Big Tech and Big Cable are recording, analyzing and selling almost everything we do. By turning our private human interactions and experiences into data and auctioning it off to the highest bidder (often without our consent), powerful corporations and bad actors are gaining new powers to control and manipulate us. Tell your members of Congress: “I urge you to support a strong consumer privacy law that guards against discrimination, does not undermine state efforts to protect consumer privacy, and lets consumers sue companies that violate their privacy rights.”
Consumer privacy laws have not kept pace with technology, allowing tech giants, government agencies, mega-corporations, and bad actors to abuse our most sensitive information for their personal gain. Even companies that we think we can trust often repeatedly neglect to protect our personal information, leaving us vulnerable to breaches from unauthorized and malicious individuals. Following years of inaction, lawmakers in Congress have finally begun drafting bills to stop this. But will they pass a law that puts people in control of their own personal information, or will they pass a pro-industry law that weakens our privacy and provides no opportunity for individuals to enforce their rights? The answer is up to us.
It’s time for governments to put people—not powerful corporations— in control of their data. The European Union and California state have already passed strong data protection laws, and now U.S. lawmakers in Congress have begun drafting their own bills. But lobbyists representing the tech, telecom, and advertising industries are doing everything they can to weaken consumer and state-level protections so they can keep mining our personal information for their own financial gain. We need Congress to pass a strong data privacy law based on facts, not industry-fueled myths.

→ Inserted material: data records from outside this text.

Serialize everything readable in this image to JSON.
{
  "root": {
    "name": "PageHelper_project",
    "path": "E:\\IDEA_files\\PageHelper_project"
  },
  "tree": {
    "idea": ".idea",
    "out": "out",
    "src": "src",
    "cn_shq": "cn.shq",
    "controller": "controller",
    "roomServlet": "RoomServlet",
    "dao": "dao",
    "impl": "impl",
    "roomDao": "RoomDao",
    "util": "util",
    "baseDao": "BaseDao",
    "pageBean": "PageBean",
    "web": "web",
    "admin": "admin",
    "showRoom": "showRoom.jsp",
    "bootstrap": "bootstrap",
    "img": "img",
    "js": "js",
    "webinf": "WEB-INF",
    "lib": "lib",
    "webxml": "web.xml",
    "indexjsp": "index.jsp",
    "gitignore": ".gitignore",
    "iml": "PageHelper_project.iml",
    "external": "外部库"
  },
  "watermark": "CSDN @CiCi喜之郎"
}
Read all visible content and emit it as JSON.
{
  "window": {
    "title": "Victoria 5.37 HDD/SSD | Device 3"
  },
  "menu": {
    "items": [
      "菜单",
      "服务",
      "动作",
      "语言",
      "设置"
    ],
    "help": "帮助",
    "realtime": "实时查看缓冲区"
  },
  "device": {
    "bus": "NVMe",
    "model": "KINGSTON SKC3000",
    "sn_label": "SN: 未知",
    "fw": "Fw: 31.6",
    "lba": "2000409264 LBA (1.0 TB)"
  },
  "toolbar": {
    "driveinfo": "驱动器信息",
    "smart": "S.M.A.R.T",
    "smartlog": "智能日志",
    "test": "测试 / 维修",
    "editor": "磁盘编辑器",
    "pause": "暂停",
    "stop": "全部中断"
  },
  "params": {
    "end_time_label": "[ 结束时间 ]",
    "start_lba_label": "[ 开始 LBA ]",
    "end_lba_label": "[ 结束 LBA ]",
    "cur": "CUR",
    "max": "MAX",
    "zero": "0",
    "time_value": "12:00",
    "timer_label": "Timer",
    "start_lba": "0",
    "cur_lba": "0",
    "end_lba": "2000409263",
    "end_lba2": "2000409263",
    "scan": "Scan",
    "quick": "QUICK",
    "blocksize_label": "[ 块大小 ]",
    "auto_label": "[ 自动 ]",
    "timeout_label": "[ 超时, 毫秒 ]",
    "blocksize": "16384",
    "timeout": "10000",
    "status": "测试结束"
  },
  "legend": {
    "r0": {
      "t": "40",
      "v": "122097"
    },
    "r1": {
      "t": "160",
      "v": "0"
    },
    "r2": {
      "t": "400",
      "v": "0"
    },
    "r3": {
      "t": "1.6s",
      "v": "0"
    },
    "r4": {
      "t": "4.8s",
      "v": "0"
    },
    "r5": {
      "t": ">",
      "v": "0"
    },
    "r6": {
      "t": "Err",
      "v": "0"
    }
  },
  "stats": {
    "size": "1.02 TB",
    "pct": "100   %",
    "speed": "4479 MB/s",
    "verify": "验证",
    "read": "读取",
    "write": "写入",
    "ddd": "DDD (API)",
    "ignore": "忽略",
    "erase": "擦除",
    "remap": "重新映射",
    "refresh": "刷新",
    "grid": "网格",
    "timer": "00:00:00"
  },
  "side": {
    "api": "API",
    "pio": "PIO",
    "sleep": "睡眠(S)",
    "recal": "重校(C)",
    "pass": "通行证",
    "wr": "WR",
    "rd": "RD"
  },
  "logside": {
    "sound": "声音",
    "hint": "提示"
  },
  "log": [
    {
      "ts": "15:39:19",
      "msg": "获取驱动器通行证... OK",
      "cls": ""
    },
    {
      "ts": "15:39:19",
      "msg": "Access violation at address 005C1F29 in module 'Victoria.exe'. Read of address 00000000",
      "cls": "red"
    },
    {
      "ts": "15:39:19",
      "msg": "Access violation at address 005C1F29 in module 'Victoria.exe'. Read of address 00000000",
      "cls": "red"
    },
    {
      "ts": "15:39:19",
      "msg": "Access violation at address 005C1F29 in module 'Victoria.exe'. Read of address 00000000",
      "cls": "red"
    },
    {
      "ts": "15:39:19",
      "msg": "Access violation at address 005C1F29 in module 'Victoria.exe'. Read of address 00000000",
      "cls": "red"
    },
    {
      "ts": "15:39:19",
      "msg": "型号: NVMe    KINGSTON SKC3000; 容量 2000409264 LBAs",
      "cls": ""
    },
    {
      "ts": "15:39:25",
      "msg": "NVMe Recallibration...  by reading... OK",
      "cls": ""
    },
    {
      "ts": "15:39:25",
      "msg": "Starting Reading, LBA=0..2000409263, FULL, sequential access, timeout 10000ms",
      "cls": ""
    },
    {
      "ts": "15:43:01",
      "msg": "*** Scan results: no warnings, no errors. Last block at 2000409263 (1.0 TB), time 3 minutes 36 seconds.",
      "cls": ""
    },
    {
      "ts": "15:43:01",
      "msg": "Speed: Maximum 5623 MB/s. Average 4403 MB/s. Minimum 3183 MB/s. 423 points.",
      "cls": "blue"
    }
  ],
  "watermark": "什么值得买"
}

There is no such thing as “privacy” in the digital age.
People with nothing to hide have nothing to fear.
“Data privacy laws” are bad for the economy.
Raising the standard of trust in the digital ecosystem requires a collective effort. It’s up to all of us to make strong data privacy protections a reality.